● **Task inputs**
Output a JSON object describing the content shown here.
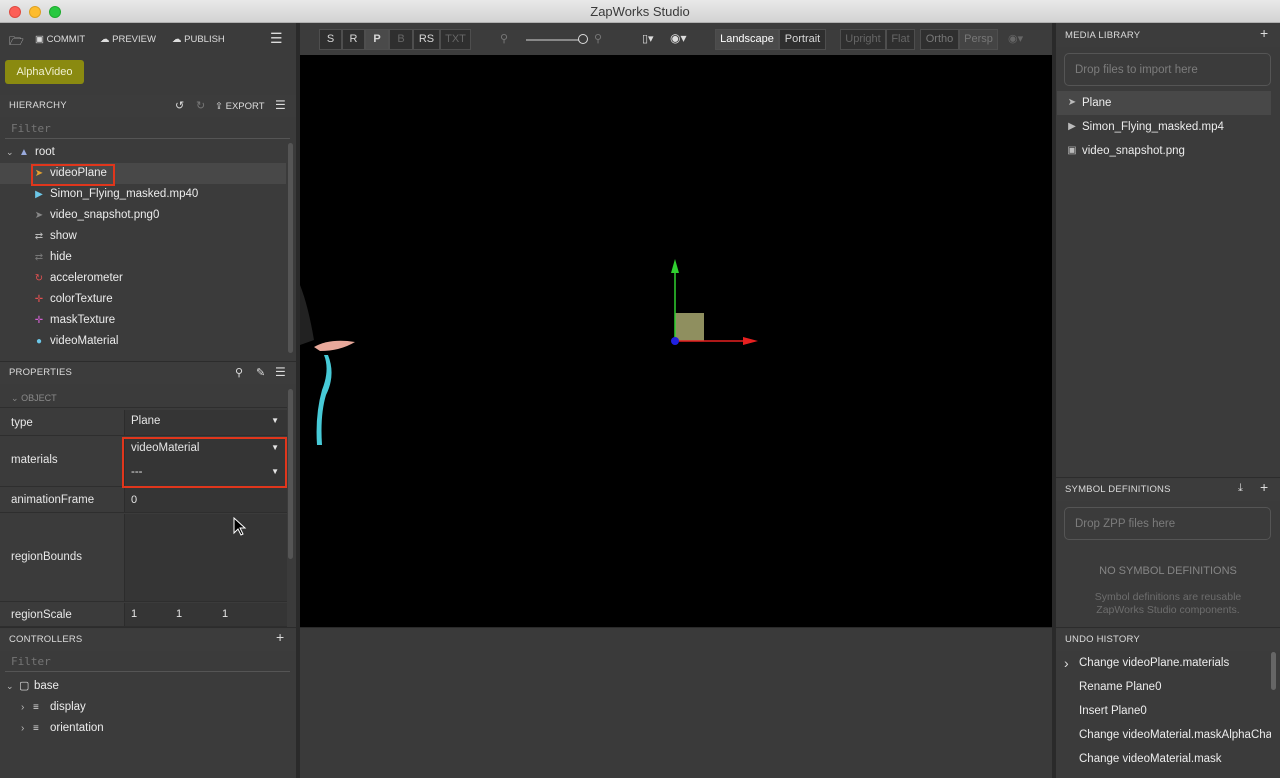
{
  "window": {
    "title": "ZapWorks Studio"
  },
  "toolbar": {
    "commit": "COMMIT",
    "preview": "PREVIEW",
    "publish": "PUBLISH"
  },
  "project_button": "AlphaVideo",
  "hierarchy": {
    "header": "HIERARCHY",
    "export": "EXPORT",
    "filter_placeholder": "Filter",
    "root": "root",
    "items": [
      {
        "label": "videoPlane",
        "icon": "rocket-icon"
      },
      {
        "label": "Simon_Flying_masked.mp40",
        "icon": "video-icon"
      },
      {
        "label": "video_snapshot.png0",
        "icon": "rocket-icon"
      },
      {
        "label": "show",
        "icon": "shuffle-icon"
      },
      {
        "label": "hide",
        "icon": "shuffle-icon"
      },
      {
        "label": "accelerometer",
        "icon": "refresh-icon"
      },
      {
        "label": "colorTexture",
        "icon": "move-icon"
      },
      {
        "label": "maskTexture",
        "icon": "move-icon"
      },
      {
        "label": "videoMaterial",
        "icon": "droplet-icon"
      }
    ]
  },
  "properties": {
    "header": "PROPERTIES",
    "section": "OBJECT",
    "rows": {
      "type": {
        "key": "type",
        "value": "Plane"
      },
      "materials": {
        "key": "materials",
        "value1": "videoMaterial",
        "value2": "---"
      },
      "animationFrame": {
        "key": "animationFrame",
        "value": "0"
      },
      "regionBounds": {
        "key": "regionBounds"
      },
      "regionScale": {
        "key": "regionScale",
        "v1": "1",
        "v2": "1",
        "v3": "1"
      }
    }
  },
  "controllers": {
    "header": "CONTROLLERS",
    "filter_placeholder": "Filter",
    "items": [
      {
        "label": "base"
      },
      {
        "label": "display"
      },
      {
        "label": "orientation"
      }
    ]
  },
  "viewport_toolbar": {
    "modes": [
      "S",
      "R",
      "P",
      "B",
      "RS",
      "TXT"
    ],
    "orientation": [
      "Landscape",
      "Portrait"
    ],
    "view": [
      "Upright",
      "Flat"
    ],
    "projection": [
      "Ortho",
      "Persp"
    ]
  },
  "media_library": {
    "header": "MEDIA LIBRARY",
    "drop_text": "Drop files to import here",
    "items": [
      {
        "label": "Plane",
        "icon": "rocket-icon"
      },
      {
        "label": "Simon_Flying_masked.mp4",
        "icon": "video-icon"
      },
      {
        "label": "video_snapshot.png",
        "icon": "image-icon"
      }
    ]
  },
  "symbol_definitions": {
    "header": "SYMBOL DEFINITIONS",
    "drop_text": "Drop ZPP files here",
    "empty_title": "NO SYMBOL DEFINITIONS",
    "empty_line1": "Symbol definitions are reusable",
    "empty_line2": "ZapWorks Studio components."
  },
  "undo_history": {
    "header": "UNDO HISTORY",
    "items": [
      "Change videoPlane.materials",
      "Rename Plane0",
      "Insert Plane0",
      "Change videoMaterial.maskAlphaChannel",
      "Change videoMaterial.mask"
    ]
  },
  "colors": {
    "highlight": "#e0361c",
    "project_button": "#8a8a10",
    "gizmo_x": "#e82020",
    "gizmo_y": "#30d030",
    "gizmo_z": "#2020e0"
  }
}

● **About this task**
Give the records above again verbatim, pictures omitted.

● **Response**
Output a JSON object describing the content shown here.
{
  "window": {
    "title": "ZapWorks Studio"
  },
  "toolbar": {
    "commit": "COMMIT",
    "preview": "PREVIEW",
    "publish": "PUBLISH"
  },
  "project_button": "AlphaVideo",
  "hierarchy": {
    "header": "HIERARCHY",
    "export": "EXPORT",
    "filter_placeholder": "Filter",
    "root": "root",
    "items": [
      {
        "label": "videoPlane",
        "icon": "rocket-icon"
      },
      {
        "label": "Simon_Flying_masked.mp40",
        "icon": "video-icon"
      },
      {
        "label": "video_snapshot.png0",
        "icon": "rocket-icon"
      },
      {
        "label": "show",
        "icon": "shuffle-icon"
      },
      {
        "label": "hide",
        "icon": "shuffle-icon"
      },
      {
        "label": "accelerometer",
        "icon": "refresh-icon"
      },
      {
        "label": "colorTexture",
        "icon": "move-icon"
      },
      {
        "label": "maskTexture",
        "icon": "move-icon"
      },
      {
        "label": "videoMaterial",
        "icon": "droplet-icon"
      }
    ]
  },
  "properties": {
    "header": "PROPERTIES",
    "section": "OBJECT",
    "rows": {
      "type": {
        "key": "type",
        "value": "Plane"
      },
      "materials": {
        "key": "materials",
        "value1": "videoMaterial",
        "value2": "---"
      },
      "animationFrame": {
        "key": "animationFrame",
        "value": "0"
      },
      "regionBounds": {
        "key": "regionBounds"
      },
      "regionScale": {
        "key": "regionScale",
        "v1": "1",
        "v2": "1",
        "v3": "1"
      }
    }
  },
  "controllers": {
    "header": "CONTROLLERS",
    "filter_placeholder": "Filter",
    "items": [
      {
        "label": "base"
      },
      {
        "label": "display"
      },
      {
        "label": "orientation"
      }
    ]
  },
  "viewport_toolbar": {
    "modes": [
      "S",
      "R",
      "P",
      "B",
      "RS",
      "TXT"
    ],
    "orientation": [
      "Landscape",
      "Portrait"
    ],
    "view": [
      "Upright",
      "Flat"
    ],
    "projection": [
      "Ortho",
      "Persp"
    ]
  },
  "media_library": {
    "header": "MEDIA LIBRARY",
    "drop_text": "Drop files to import here",
    "items": [
      {
        "label": "Plane",
        "icon": "rocket-icon"
      },
      {
        "label": "Simon_Flying_masked.mp4",
        "icon": "video-icon"
      },
      {
        "label": "video_snapshot.png",
        "icon": "image-icon"
      }
    ]
  },
  "symbol_definitions": {
    "header": "SYMBOL DEFINITIONS",
    "drop_text": "Drop ZPP files here",
    "empty_title": "NO SYMBOL DEFINITIONS",
    "empty_line1": "Symbol definitions are reusable",
    "empty_line2": "ZapWorks Studio components."
  },
  "undo_history": {
    "header": "UNDO HISTORY",
    "items": [
      "Change videoPlane.materials",
      "Rename Plane0",
      "Insert Plane0",
      "Change videoMaterial.maskAlphaChannel",
      "Change videoMaterial.mask"
    ]
  },
  "colors": {
    "highlight": "#e0361c",
    "project_button": "#8a8a10",
    "gizmo_x": "#e82020",
    "gizmo_y": "#30d030",
    "gizmo_z": "#2020e0"
  }
}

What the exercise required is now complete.